Printing books used to be a painstaking, highly manual process that over time evolved into a much more automated way of publishing; it's still early days for digital publishing and much of it remains manual. That will change, and publishers will not need so many hands in their projects—but we're not there yet.
A Tip from …
Chief Marketing Officer, Open Road Integrated Media
10. Rather than developing just for the desktop, technology allows us to develop one for all.
Our video player works on the Web, on your iPhone, on your iPad and all connected devices.
Tips from …
President, Publisher, Merriam-Webster Inc.
11. Recognize that the "Age of Also" concept is still valid.
We still have lots of things [lots of ways consumers can access content]; there is still no best way, only good ways.
12. We need to rethink what our product is.
Challenges are fundamentally different. Traditional products are at risk from apps that deliver granular content or specific benefits.
13. Be as bold with mobile apps today as we were with the Web 10 years ago.
The solution is the same. Err on the side of:
● Overinvesting in product.
● Proceeding without a clear business model. (Anathema, I know, but if we wait until we really know how much revenue we can expect, we will be very late to market.)
● Putting current revenue at risk. (We were willing to do this in the print-to-Web transition; we need to do it again in a Web-to-mobile transition.)

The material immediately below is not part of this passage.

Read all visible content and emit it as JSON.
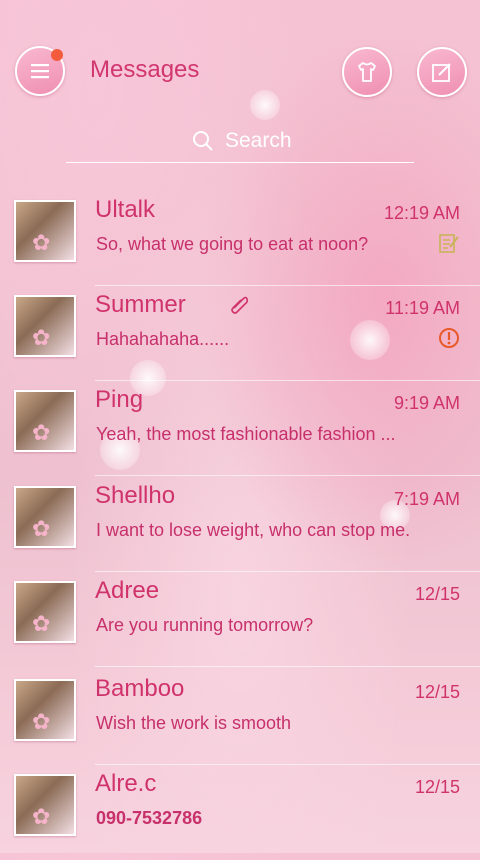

● Focusing on where the puck is going (i.e., not where the puck is now).
14. Realize that there is more than one way to go mobile.